TASK:
Every line of the data should be retyped with no difference from the original.

Extracted records:
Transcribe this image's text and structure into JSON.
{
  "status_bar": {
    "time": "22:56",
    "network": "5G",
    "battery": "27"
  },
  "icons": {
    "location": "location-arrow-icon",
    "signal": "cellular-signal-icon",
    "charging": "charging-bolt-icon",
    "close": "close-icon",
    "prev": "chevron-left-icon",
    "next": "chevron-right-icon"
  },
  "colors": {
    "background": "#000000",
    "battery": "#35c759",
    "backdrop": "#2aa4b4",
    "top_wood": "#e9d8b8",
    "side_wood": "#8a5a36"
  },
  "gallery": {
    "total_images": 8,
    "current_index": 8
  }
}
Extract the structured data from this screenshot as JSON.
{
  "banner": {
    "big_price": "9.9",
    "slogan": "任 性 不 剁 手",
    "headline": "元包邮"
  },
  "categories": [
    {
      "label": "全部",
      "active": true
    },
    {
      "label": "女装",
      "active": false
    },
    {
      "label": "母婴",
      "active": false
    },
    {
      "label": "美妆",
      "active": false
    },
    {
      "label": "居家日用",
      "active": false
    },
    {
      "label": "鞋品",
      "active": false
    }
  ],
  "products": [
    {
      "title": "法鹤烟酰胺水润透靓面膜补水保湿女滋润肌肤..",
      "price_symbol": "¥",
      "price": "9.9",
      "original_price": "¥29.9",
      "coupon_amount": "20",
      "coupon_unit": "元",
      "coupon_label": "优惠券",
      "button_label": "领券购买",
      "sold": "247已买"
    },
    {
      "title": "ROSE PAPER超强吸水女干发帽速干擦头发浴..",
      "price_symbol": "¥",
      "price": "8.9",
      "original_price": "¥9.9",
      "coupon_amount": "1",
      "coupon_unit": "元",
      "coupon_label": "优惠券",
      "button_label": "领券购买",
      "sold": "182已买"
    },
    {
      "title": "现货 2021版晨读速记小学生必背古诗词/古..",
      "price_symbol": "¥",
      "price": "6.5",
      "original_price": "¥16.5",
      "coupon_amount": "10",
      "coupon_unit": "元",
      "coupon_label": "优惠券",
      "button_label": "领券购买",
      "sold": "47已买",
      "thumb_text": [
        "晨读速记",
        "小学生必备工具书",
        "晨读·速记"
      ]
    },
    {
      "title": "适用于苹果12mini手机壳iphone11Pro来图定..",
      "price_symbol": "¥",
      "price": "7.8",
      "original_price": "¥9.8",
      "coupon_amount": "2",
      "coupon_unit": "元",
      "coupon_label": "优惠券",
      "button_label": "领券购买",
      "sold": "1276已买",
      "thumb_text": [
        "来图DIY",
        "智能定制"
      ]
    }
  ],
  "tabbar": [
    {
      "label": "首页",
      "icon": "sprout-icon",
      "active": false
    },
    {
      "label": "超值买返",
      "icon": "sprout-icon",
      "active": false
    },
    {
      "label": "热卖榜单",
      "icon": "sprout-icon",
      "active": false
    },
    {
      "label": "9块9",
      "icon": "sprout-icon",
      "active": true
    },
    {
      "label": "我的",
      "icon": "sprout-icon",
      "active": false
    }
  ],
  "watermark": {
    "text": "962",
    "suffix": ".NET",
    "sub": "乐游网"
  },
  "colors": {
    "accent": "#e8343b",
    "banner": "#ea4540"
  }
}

SOLVED PROBLEM:
Transcribe this image's text and structure into JSON.
{
  "status_bar": {
    "time": "22:56",
    "network": "5G",
    "battery": "27"
  },
  "icons": {
    "location": "location-arrow-icon",
    "signal": "cellular-signal-icon",
    "charging": "charging-bolt-icon",
    "close": "close-icon",
    "prev": "chevron-left-icon",
    "next": "chevron-right-icon"
  },
  "colors": {
    "background": "#000000",
    "battery": "#35c759",
    "backdrop": "#2aa4b4",
    "top_wood": "#e9d8b8",
    "side_wood": "#8a5a36"
  },
  "gallery": {
    "total_images": 8,
    "current_index": 8
  }
}
Extract the structured data from this screenshot as JSON.
{
  "banner": {
    "big_price": "9.9",
    "slogan": "任 性 不 剁 手",
    "headline": "元包邮"
  },
  "categories": [
    {
      "label": "全部",
      "active": true
    },
    {
      "label": "女装",
      "active": false
    },
    {
      "label": "母婴",
      "active": false
    },
    {
      "label": "美妆",
      "active": false
    },
    {
      "label": "居家日用",
      "active": false
    },
    {
      "label": "鞋品",
      "active": false
    }
  ],
  "products": [
    {
      "title": "法鹤烟酰胺水润透靓面膜补水保湿女滋润肌肤..",
      "price_symbol": "¥",
      "price": "9.9",
      "original_price": "¥29.9",
      "coupon_amount": "20",
      "coupon_unit": "元",
      "coupon_label": "优惠券",
      "button_label": "领券购买",
      "sold": "247已买"
    },
    {
      "title": "ROSE PAPER超强吸水女干发帽速干擦头发浴..",
      "price_symbol": "¥",
      "price": "8.9",
      "original_price": "¥9.9",
      "coupon_amount": "1",
      "coupon_unit": "元",
      "coupon_label": "优惠券",
      "button_label": "领券购买",
      "sold": "182已买"
    },
    {
      "title": "现货 2021版晨读速记小学生必背古诗词/古..",
      "price_symbol": "¥",
      "price": "6.5",
      "original_price": "¥16.5",
      "coupon_amount": "10",
      "coupon_unit": "元",
      "coupon_label": "优惠券",
      "button_label": "领券购买",
      "sold": "47已买",
      "thumb_text": [
        "晨读速记",
        "小学生必备工具书",
        "晨读·速记"
      ]
    },
    {
      "title": "适用于苹果12mini手机壳iphone11Pro来图定..",
      "price_symbol": "¥",
      "price": "7.8",
      "original_price": "¥9.8",
      "coupon_amount": "2",
      "coupon_unit": "元",
      "coupon_label": "优惠券",
      "button_label": "领券购买",
      "sold": "1276已买",
      "thumb_text": [
        "来图DIY",
        "智能定制"
      ]
    }
  ],
  "tabbar": [
    {
      "label": "首页",
      "icon": "sprout-icon",
      "active": false
    },
    {
      "label": "超值买返",
      "icon": "sprout-icon",
      "active": false
    },
    {
      "label": "热卖榜单",
      "icon": "sprout-icon",
      "active": false
    },
    {
      "label": "9块9",
      "icon": "sprout-icon",
      "active": true
    },
    {
      "label": "我的",
      "icon": "sprout-icon",
      "active": false
    }
  ],
  "watermark": {
    "text": "962",
    "suffix": ".NET",
    "sub": "乐游网"
  },
  "colors": {
    "accent": "#e8343b",
    "banner": "#ea4540"
  }
}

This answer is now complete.